Activity: List all the lines in these records that hold "this".

Provided information:
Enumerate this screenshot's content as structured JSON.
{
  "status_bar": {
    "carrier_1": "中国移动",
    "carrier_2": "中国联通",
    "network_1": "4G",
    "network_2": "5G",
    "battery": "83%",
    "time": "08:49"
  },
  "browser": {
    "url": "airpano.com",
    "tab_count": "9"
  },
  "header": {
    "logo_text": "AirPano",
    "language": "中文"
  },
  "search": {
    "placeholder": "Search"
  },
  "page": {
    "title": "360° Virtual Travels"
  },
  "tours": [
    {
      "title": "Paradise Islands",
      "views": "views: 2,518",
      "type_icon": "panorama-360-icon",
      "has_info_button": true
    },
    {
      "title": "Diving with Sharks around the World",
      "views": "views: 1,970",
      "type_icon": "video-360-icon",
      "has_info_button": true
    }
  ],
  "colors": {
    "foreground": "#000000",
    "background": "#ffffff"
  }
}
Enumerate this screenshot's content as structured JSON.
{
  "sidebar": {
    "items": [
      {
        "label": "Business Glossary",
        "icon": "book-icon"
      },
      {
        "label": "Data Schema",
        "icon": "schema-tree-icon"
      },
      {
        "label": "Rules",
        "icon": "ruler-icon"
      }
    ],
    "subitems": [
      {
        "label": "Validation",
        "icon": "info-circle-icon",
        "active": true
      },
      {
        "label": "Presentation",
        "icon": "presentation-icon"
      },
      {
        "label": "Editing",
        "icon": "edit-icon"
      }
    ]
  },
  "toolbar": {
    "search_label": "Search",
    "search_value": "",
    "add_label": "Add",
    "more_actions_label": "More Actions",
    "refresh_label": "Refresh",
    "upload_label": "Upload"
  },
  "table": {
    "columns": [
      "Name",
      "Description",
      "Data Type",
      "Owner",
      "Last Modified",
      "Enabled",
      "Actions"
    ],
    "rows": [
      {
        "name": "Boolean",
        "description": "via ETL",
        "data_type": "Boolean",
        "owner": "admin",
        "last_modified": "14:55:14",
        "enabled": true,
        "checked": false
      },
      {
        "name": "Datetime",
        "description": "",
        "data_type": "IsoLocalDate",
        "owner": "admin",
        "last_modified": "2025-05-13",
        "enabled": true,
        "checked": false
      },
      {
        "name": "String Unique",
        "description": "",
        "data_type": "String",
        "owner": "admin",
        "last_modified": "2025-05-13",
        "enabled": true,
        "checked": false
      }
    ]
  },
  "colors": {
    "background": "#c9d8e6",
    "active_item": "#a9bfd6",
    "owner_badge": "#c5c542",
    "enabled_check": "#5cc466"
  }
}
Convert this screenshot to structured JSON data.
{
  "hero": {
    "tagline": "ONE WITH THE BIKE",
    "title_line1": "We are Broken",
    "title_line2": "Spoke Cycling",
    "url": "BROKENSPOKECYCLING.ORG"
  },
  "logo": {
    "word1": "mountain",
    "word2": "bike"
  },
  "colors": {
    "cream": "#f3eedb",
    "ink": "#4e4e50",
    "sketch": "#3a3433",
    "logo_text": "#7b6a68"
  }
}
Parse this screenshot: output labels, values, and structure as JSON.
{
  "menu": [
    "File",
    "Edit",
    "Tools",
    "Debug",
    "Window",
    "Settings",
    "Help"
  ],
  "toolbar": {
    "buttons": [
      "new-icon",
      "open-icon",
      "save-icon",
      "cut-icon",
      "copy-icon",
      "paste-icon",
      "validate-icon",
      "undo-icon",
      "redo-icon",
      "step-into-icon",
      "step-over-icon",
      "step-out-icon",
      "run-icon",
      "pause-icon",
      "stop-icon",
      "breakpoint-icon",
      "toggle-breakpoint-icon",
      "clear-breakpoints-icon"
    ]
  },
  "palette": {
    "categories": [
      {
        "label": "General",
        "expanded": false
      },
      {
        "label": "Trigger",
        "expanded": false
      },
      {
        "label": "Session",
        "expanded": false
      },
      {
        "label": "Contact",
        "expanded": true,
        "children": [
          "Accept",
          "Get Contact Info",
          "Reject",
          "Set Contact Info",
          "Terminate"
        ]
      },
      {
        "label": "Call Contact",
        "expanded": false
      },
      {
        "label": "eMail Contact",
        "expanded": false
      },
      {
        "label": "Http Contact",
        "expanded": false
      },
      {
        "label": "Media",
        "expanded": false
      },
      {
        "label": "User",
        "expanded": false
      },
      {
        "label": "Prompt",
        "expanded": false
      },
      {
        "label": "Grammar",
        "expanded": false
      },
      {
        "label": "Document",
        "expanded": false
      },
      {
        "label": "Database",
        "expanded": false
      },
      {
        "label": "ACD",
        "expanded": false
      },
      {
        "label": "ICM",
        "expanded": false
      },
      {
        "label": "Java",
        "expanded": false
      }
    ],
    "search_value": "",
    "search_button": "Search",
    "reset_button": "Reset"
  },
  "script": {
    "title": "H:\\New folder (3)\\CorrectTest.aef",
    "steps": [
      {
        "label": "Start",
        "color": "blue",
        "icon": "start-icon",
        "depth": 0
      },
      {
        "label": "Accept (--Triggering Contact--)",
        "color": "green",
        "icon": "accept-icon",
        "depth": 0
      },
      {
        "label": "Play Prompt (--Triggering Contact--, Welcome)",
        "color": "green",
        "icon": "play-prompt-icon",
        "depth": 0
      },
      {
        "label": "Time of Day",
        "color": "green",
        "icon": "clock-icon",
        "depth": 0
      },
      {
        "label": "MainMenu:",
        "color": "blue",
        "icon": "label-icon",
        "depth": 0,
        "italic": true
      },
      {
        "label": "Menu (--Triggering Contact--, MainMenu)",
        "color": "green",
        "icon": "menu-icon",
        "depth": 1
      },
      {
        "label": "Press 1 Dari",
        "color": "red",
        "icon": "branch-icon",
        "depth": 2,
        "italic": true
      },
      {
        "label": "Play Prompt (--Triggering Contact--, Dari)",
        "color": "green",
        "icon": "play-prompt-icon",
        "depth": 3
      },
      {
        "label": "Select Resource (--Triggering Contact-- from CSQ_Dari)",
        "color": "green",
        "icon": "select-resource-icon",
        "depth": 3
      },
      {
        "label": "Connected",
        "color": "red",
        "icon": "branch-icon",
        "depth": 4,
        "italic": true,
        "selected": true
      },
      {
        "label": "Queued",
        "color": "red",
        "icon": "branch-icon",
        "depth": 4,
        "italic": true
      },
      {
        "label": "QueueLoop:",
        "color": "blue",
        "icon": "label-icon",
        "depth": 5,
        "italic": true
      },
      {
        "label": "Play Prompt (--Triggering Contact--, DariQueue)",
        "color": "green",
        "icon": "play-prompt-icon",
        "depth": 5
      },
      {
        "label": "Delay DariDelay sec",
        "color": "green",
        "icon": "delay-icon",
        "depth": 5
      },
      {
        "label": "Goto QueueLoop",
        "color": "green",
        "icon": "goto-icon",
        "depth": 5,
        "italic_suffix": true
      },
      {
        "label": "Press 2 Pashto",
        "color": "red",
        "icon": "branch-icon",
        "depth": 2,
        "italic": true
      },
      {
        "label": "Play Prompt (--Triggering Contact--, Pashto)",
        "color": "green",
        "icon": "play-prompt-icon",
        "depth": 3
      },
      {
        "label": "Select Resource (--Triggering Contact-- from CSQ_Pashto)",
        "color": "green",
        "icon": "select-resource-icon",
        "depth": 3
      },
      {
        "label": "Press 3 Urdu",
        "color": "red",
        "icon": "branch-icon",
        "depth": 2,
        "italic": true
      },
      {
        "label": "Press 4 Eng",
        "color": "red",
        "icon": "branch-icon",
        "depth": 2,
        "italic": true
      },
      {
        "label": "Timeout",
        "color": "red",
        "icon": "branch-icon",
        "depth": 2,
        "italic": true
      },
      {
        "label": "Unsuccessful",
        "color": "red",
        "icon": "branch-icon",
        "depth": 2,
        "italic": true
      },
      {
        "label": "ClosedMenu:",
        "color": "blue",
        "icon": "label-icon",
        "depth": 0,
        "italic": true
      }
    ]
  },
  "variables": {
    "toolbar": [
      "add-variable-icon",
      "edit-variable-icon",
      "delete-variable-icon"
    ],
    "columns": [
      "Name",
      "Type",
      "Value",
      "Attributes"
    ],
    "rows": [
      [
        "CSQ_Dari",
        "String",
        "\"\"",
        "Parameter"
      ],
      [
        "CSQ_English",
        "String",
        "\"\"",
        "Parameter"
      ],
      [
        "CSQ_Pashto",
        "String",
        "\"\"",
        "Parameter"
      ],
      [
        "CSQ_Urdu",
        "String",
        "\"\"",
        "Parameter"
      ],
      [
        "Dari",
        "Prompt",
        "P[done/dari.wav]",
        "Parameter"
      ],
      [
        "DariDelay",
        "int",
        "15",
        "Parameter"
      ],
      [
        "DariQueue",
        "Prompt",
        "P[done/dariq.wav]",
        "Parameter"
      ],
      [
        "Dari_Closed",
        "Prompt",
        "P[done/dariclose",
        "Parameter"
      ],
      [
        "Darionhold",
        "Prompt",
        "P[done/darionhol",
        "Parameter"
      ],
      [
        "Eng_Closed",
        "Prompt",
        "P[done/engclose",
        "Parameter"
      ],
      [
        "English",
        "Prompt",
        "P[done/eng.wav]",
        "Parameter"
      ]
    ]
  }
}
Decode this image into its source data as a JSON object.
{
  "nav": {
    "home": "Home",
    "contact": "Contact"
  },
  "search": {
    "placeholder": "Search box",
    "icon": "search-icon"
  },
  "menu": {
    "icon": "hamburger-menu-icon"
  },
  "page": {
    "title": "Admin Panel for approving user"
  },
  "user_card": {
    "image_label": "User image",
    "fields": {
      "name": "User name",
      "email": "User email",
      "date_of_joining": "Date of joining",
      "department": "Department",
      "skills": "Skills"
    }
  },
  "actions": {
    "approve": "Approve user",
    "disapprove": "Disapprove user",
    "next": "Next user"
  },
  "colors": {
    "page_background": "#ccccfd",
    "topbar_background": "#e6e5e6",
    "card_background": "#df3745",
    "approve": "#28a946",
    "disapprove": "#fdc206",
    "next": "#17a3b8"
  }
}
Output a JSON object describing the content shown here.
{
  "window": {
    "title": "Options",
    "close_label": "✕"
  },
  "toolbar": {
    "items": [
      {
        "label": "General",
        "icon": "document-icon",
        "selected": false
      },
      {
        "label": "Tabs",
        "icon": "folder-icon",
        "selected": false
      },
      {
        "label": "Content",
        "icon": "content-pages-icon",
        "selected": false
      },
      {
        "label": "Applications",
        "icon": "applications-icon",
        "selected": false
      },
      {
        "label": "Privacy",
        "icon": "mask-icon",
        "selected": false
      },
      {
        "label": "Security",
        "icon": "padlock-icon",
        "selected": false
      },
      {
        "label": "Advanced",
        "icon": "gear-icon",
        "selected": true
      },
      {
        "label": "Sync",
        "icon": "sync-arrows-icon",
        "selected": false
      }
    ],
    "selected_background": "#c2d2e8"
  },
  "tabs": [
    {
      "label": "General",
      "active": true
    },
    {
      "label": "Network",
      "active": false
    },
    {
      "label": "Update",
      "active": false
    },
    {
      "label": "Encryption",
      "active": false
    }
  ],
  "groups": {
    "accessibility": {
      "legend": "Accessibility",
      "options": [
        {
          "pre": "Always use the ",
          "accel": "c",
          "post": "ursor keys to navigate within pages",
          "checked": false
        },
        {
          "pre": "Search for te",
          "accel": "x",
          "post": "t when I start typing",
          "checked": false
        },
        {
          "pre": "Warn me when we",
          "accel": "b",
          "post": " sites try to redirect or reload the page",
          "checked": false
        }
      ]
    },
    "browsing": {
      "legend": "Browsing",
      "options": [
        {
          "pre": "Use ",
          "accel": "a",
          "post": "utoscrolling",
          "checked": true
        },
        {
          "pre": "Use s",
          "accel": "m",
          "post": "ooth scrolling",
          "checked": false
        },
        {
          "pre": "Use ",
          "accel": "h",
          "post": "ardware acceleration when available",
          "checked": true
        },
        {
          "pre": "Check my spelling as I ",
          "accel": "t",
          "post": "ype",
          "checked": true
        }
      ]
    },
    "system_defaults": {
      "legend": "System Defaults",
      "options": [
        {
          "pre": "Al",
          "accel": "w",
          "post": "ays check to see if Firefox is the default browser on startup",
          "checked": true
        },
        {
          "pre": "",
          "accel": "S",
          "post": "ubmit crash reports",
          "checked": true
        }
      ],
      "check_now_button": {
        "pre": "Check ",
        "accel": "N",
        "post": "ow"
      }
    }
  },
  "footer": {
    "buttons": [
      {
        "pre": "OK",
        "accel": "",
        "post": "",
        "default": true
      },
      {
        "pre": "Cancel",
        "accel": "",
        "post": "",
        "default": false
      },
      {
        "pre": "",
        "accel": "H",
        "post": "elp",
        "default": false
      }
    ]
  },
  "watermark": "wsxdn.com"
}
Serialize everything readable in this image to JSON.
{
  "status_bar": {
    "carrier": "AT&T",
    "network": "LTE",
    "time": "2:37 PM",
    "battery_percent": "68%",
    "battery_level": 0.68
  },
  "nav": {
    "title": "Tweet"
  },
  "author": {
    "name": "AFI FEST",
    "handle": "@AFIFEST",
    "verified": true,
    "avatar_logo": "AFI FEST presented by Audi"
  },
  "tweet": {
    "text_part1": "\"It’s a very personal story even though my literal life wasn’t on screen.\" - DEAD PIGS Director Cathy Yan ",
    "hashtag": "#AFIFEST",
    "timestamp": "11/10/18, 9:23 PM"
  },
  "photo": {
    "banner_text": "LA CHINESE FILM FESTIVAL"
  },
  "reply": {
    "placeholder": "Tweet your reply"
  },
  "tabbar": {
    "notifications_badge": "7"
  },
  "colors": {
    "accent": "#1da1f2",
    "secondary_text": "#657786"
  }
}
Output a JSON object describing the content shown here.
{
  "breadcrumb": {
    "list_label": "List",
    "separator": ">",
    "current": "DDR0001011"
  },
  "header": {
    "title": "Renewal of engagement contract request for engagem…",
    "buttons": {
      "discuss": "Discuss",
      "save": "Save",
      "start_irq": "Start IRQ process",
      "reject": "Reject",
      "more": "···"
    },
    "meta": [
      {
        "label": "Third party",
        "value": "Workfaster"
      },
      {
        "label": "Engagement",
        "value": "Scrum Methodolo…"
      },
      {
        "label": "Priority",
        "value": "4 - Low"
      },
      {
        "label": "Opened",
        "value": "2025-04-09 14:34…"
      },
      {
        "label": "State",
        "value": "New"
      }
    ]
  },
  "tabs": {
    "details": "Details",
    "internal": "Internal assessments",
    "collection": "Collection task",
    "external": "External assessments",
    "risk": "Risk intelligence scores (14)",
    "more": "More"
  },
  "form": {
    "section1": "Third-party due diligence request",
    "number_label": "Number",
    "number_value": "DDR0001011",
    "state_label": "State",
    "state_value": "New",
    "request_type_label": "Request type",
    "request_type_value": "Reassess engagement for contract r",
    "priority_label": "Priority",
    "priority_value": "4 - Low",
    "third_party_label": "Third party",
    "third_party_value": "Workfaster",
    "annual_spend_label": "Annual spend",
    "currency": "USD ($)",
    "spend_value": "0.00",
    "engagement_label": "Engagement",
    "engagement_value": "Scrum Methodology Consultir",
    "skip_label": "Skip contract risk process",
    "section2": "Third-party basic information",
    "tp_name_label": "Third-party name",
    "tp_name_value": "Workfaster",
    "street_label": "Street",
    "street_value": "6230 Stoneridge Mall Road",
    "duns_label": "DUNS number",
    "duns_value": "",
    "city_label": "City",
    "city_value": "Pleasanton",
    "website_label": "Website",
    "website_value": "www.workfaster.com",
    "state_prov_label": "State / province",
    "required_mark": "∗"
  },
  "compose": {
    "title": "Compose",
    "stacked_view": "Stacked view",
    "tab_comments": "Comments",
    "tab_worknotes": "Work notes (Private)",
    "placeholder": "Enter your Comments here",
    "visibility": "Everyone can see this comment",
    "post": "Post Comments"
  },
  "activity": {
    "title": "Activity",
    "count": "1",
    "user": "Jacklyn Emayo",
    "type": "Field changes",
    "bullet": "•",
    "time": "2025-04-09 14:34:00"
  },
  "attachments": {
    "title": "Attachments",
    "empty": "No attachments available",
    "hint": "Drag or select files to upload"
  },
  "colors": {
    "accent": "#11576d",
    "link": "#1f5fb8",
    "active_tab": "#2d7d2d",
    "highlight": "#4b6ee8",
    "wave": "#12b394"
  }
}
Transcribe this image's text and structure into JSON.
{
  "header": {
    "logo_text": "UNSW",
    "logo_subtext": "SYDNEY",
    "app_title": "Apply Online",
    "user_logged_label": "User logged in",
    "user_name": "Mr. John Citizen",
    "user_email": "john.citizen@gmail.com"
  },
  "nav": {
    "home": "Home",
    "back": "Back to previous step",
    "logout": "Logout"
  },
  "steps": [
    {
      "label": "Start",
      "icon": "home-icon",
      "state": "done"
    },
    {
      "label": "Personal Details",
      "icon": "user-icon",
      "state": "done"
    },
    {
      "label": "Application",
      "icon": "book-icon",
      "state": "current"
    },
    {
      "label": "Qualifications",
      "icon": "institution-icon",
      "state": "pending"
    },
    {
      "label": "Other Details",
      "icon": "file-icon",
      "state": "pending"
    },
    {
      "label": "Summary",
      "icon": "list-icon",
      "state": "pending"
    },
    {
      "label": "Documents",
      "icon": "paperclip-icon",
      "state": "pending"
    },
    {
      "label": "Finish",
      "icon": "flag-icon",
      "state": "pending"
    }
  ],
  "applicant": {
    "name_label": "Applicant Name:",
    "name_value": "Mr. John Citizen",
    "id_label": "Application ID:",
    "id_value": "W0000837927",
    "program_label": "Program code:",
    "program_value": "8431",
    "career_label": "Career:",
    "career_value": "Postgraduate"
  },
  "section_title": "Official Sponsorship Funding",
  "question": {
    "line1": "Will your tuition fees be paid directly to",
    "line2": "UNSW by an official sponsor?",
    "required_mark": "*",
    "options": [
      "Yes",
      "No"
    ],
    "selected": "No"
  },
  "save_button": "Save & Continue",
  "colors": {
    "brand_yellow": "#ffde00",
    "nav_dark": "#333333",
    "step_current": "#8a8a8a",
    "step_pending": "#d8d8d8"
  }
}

Output of the task:
Enumerate this screenshot's content as structured JSON.
Enumerate this screenshot's content as structured JSON.
Convert this screenshot to structured JSON data.
Parse this screenshot: output labels, values, and structure as JSON.
Decode this image into its source data as a JSON object.
Serialize everything readable in this image to JSON.
    "visibility": "Everyone can see this comment",
Transcribe this image's text and structure into JSON.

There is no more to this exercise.